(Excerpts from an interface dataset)
........
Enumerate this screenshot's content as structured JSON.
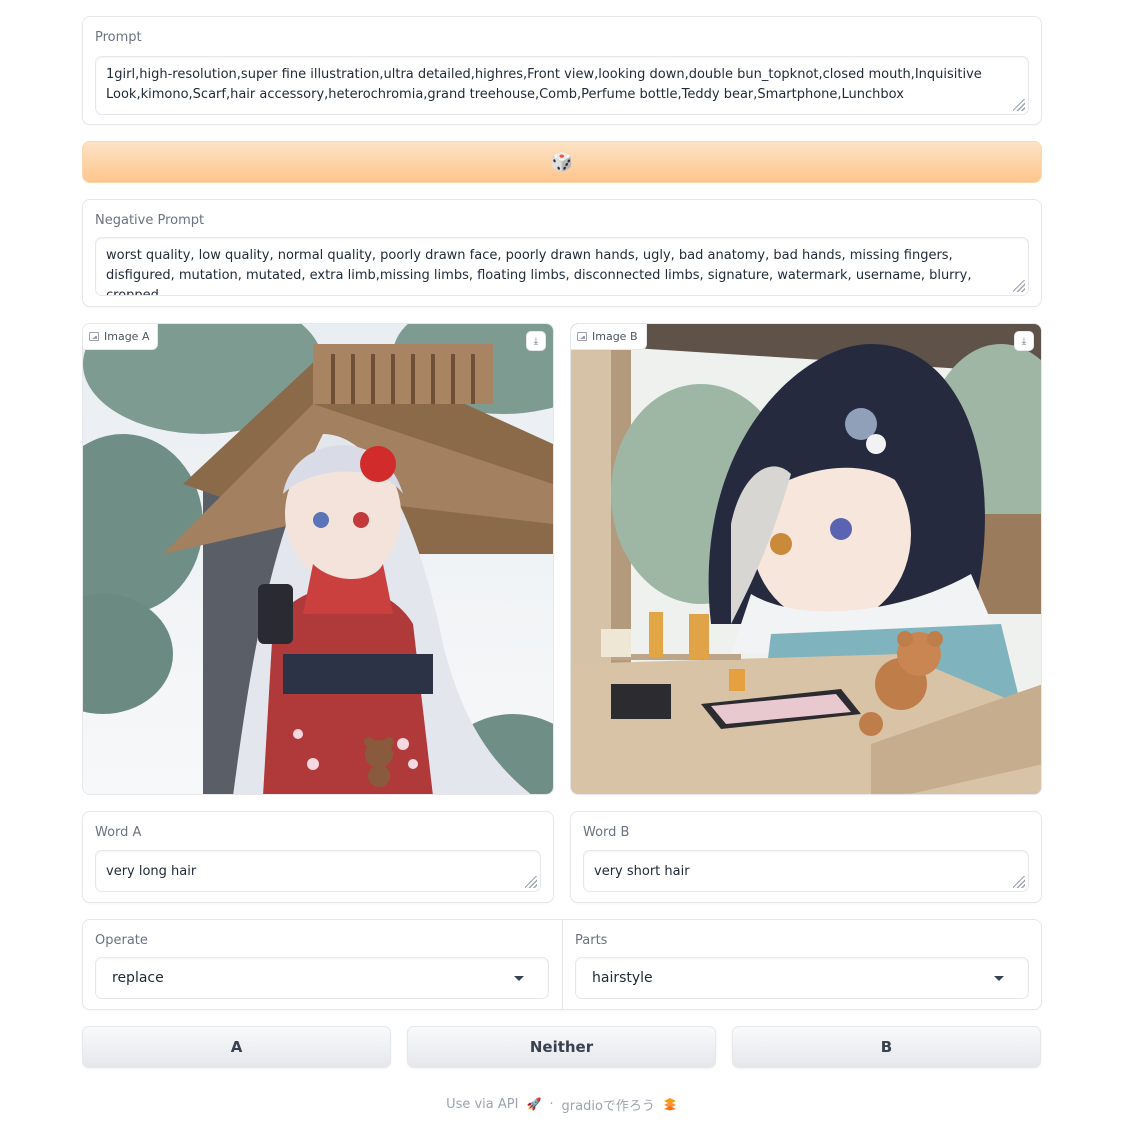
{
  "prompt": {
    "label": "Prompt",
    "value": "1girl,high-resolution,super fine illustration,ultra detailed,highres,Front view,looking down,double bun_topknot,closed mouth,Inquisitive Look,kimono,Scarf,hair accessory,heterochromia,grand treehouse,Comb,Perfume bottle,Teddy bear,Smartphone,Lunchbox"
  },
  "random_button": {
    "icon": "🎲"
  },
  "negative_prompt": {
    "label": "Negative Prompt",
    "value": "worst quality, low quality, normal quality, poorly drawn face, poorly drawn hands, ugly, bad anatomy, bad hands, missing fingers, disfigured, mutation, mutated, extra limb,missing limbs, floating limbs, disconnected limbs, signature, watermark, username, blurry, cropped"
  },
  "image_a": {
    "label": "Image A",
    "icon": "image-icon",
    "download_icon": "download-icon"
  },
  "image_b": {
    "label": "Image B",
    "icon": "image-icon",
    "download_icon": "download-icon"
  },
  "word_a": {
    "label": "Word A",
    "value": "very long hair"
  },
  "word_b": {
    "label": "Word B",
    "value": "very short hair"
  },
  "operate": {
    "label": "Operate",
    "value": "replace"
  },
  "parts": {
    "label": "Parts",
    "value": "hairstyle"
  },
  "votes": {
    "a": "A",
    "neither": "Neither",
    "b": "B"
  },
  "footer": {
    "api_text": "Use via API",
    "api_icon": "🚀",
    "separator": "·",
    "built_text": "gradioで作ろう",
    "built_icon": "logo-icon"
  }
}
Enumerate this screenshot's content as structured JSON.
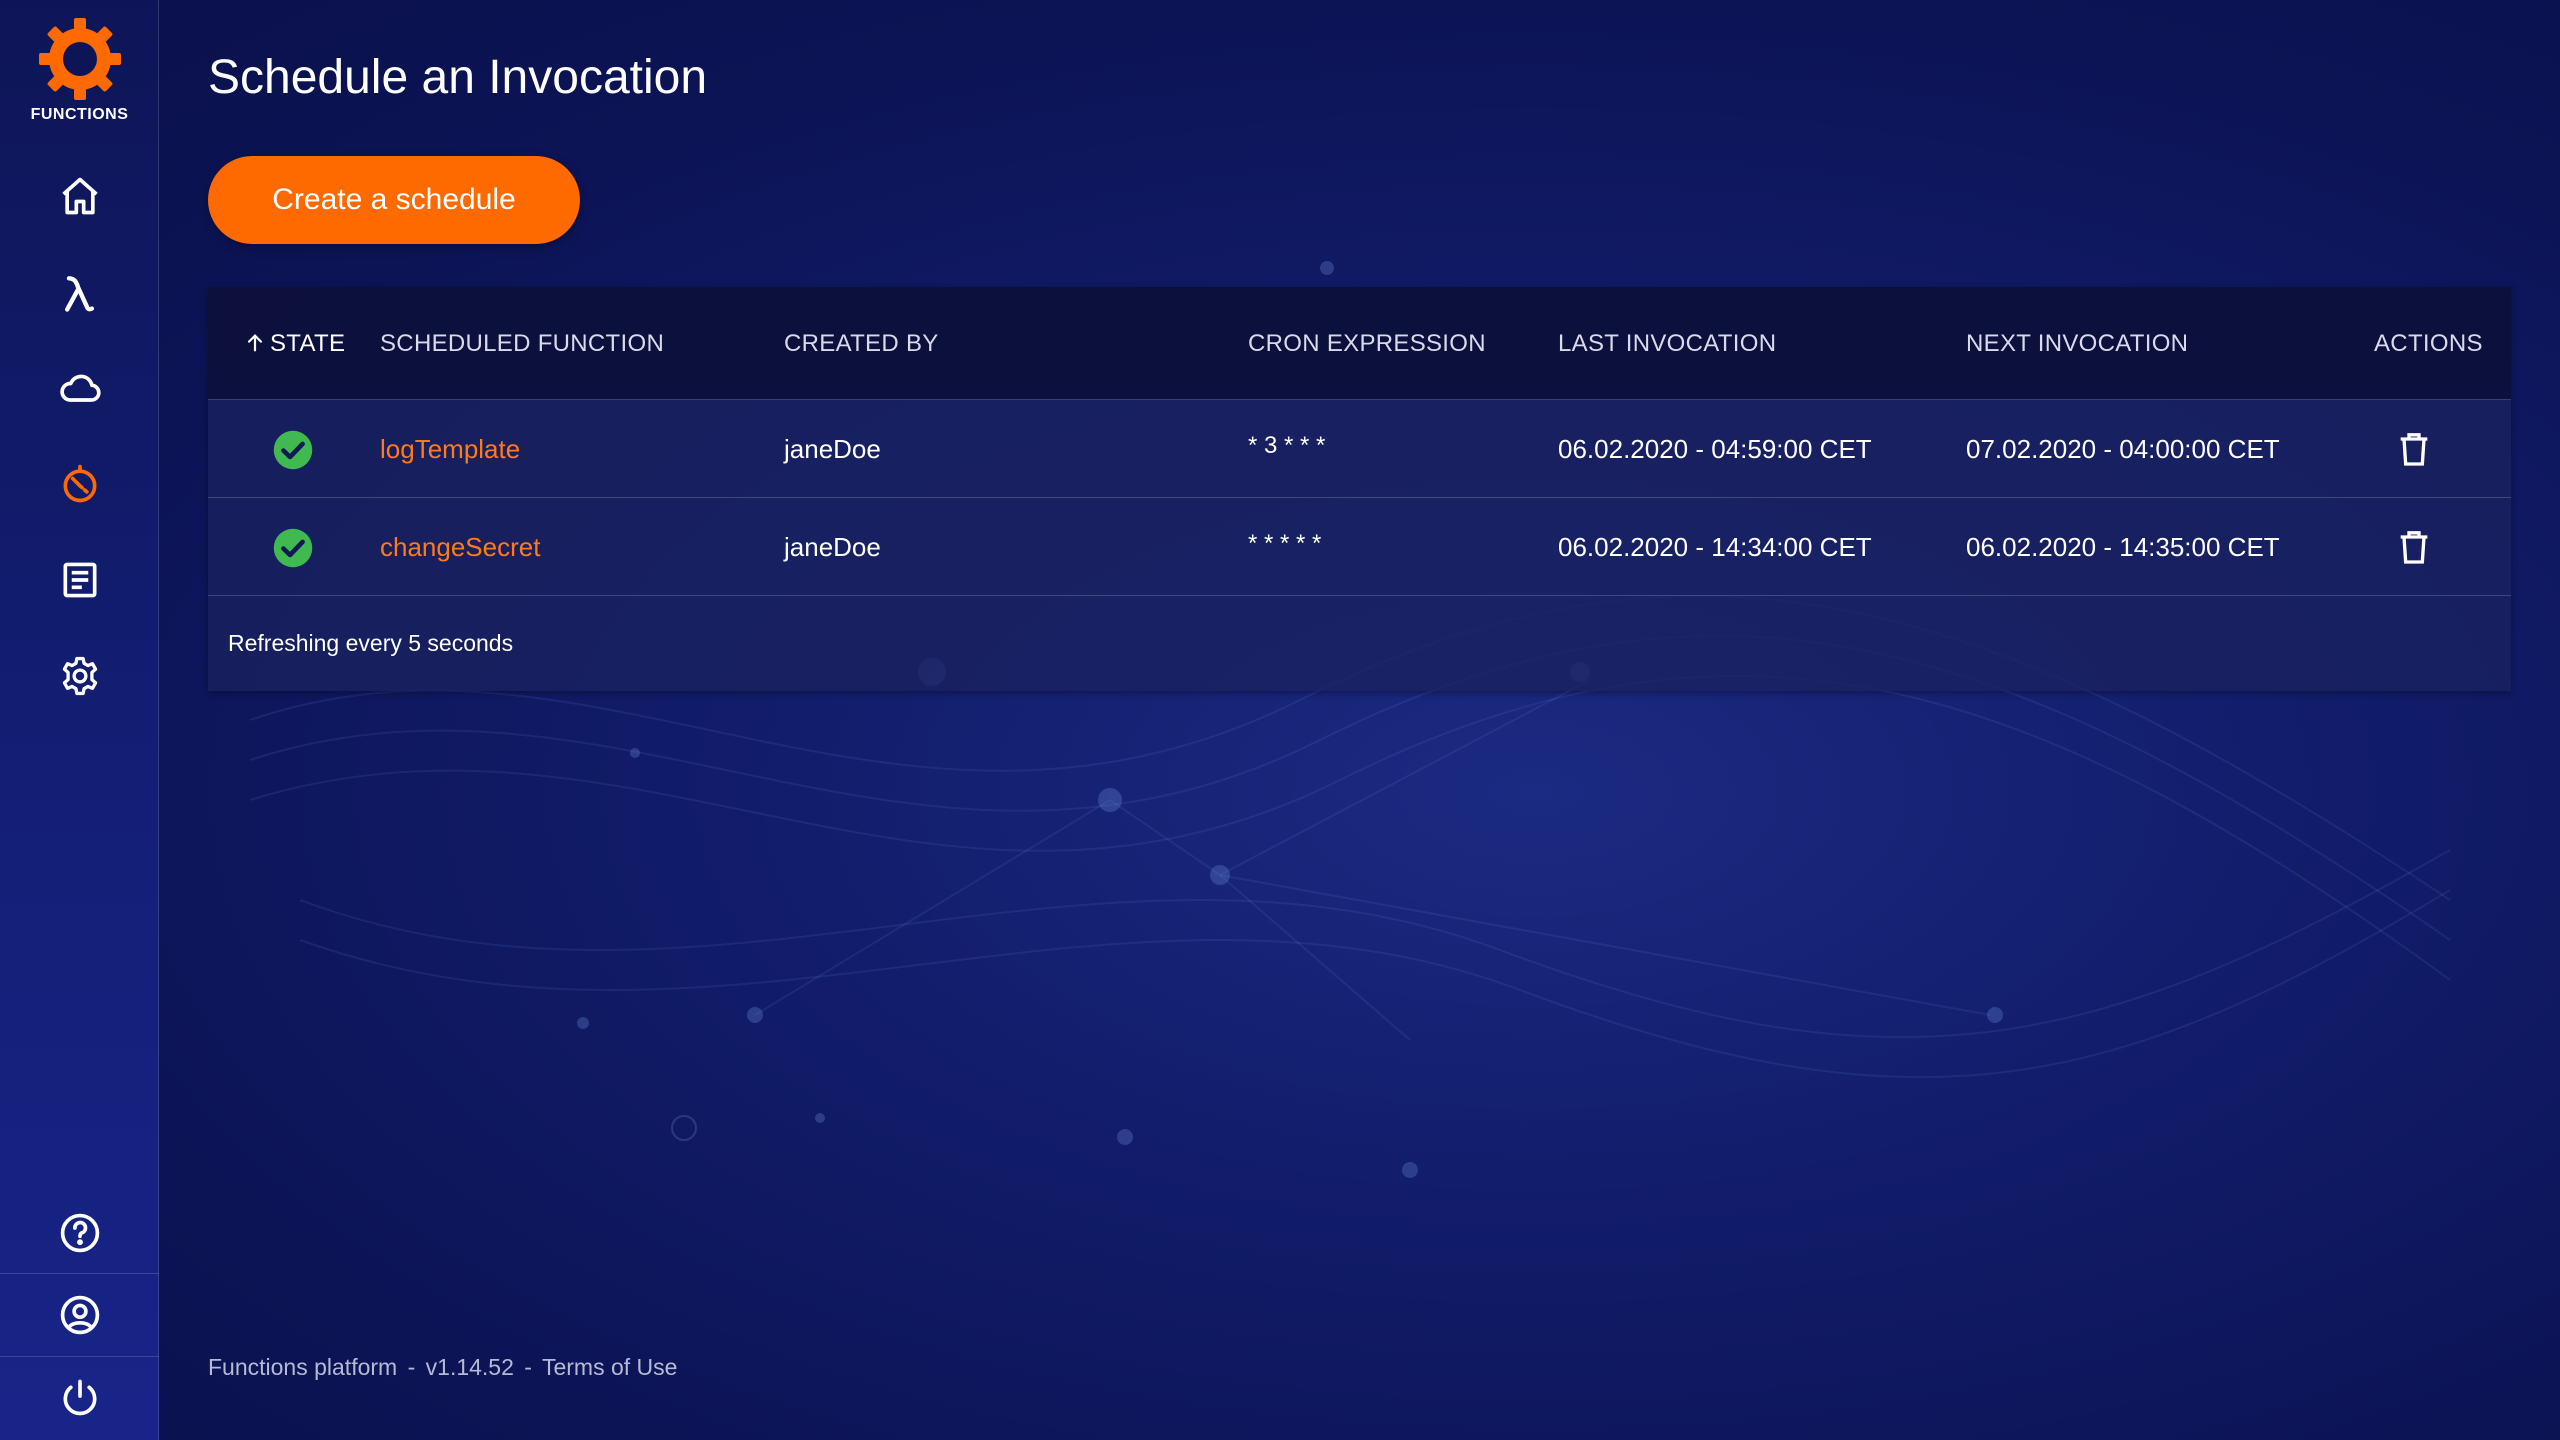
{
  "app": {
    "logo_text": "FUNCTIONS",
    "accent_color": "#ff6a00",
    "success_color": "#3fb950"
  },
  "sidebar": {
    "items": [
      {
        "name": "home",
        "icon": "home-icon",
        "active": false
      },
      {
        "name": "functions",
        "icon": "lambda-icon",
        "active": false
      },
      {
        "name": "cloud",
        "icon": "cloud-icon",
        "active": false
      },
      {
        "name": "schedule",
        "icon": "timer-icon",
        "active": true
      },
      {
        "name": "logs",
        "icon": "document-icon",
        "active": false
      },
      {
        "name": "settings",
        "icon": "gear-icon",
        "active": false
      }
    ],
    "bottom_items": [
      {
        "name": "help",
        "icon": "help-icon"
      },
      {
        "name": "account",
        "icon": "account-icon"
      },
      {
        "name": "logout",
        "icon": "power-icon"
      }
    ]
  },
  "page": {
    "title": "Schedule an Invocation",
    "create_button": "Create a schedule"
  },
  "table": {
    "columns": {
      "state": "STATE",
      "scheduled_function": "SCHEDULED FUNCTION",
      "created_by": "CREATED BY",
      "cron_expression": "CRON EXPRESSION",
      "last_invocation": "LAST INVOCATION",
      "next_invocation": "NEXT INVOCATION",
      "actions": "ACTIONS"
    },
    "sort": {
      "column": "state",
      "direction": "ascending"
    },
    "rows": [
      {
        "state": "success",
        "function": "logTemplate",
        "created_by": "janeDoe",
        "cron": "* 3 * * *",
        "last_invocation": "06.02.2020 - 04:59:00 CET",
        "next_invocation": "07.02.2020 - 04:00:00 CET",
        "action_icon": "trash-icon"
      },
      {
        "state": "success",
        "function": "changeSecret",
        "created_by": "janeDoe",
        "cron": "* * * * *",
        "last_invocation": "06.02.2020 - 14:34:00 CET",
        "next_invocation": "06.02.2020 - 14:35:00 CET",
        "action_icon": "trash-icon"
      }
    ],
    "footer_text": "Refreshing every 5 seconds"
  },
  "footer": {
    "platform": "Functions platform",
    "separator": "-",
    "version": "v1.14.52",
    "terms": "Terms of Use"
  }
}
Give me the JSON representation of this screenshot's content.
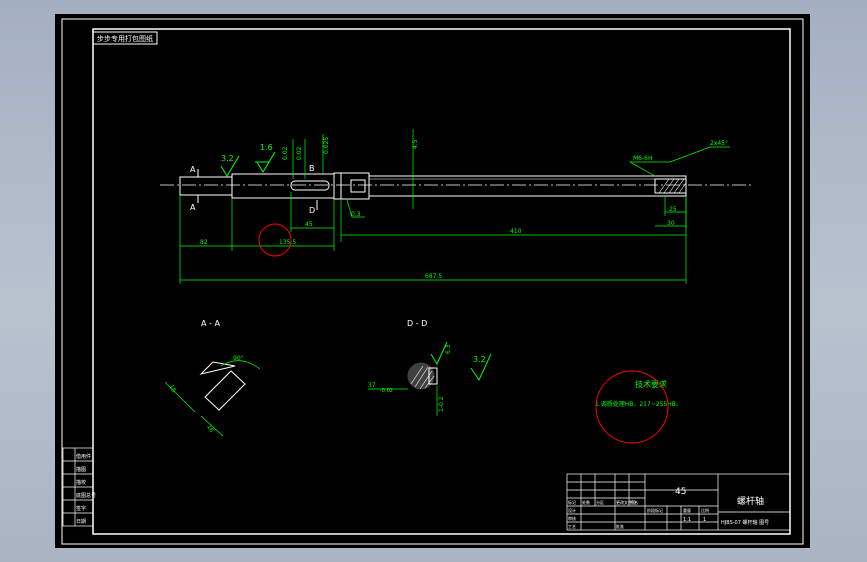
{
  "top_label": "步步专用打包图纸",
  "section_labels": {
    "a": "A - A",
    "d": "D - D"
  },
  "main_view": {
    "roughness_top": "3.2",
    "roughness_2": "1.6",
    "section_letter_a": "A",
    "section_letter_d": "D",
    "letter_b": "B",
    "note_top_1": "0.02",
    "note_top_2": "0.02",
    "note_top_3": "0.025",
    "note_top_4": "4.5",
    "note_sm_1": "0.3",
    "thread_label": "M6-6H",
    "chamfer": "2x45°",
    "dim_left": "82",
    "dim_center": "135.5",
    "dim_45": "45",
    "dim_main": "410",
    "dim_overall": "687.5",
    "dim_right_1": "25",
    "dim_right_2": "30"
  },
  "section_a_notes": {
    "angle": "90°",
    "dim_1": "15",
    "dim_2": "16"
  },
  "section_d_notes": {
    "diameter": "37",
    "tolerance": "-0.02",
    "roughness": "3.2",
    "depth": "6.3",
    "keyway": "1-0.2"
  },
  "tech_req": {
    "title": "技术要求",
    "line1": "1.调质处理HB，217~255HB。"
  },
  "title_block": {
    "material": "45",
    "part_name": "螺杆轴",
    "drawing_no": "HJBS-07 螺杆轴 图号",
    "scale": "1:1",
    "sheet": "1",
    "row_labels": [
      "标记",
      "处数",
      "分区",
      "更改文件号",
      "签名",
      "年月日"
    ],
    "col_labels": [
      "阶段标记",
      "重量",
      "比例"
    ],
    "sign_labels": [
      "设计",
      "审核",
      "工艺",
      "批准"
    ]
  },
  "side_table": {
    "rows": [
      "借用件",
      "描图",
      "描校",
      "底图总号",
      "签字",
      "日期"
    ]
  },
  "colors": {
    "line": "#ffffff",
    "dim": "#00ff00",
    "highlight": "#ff0000",
    "canvas": "#000000"
  }
}
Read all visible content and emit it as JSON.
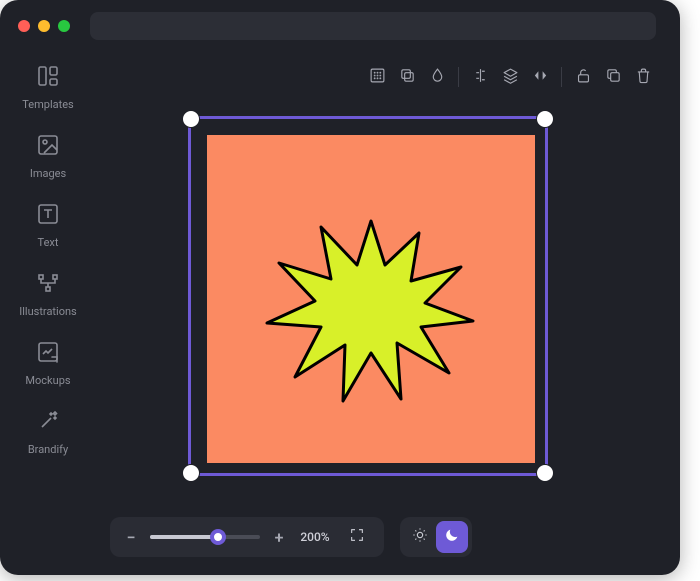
{
  "sidebar": {
    "items": [
      {
        "label": "Templates"
      },
      {
        "label": "Images"
      },
      {
        "label": "Text"
      },
      {
        "label": "Illustrations"
      },
      {
        "label": "Mockups"
      },
      {
        "label": "Brandify"
      }
    ]
  },
  "toolbar": {
    "icons": [
      "grid",
      "duplicate",
      "mask",
      "align",
      "layers",
      "flip",
      "lock",
      "copy",
      "delete"
    ]
  },
  "zoom": {
    "value_label": "200%",
    "percent": 62
  },
  "theme": {
    "active": "dark"
  },
  "canvas": {
    "artboard_color": "#fb8a62",
    "selection_color": "#6e5ad6",
    "burst_fill": "#d8f029",
    "burst_stroke": "#000000"
  }
}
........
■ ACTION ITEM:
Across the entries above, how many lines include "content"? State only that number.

■ RESPONSE AREA:
4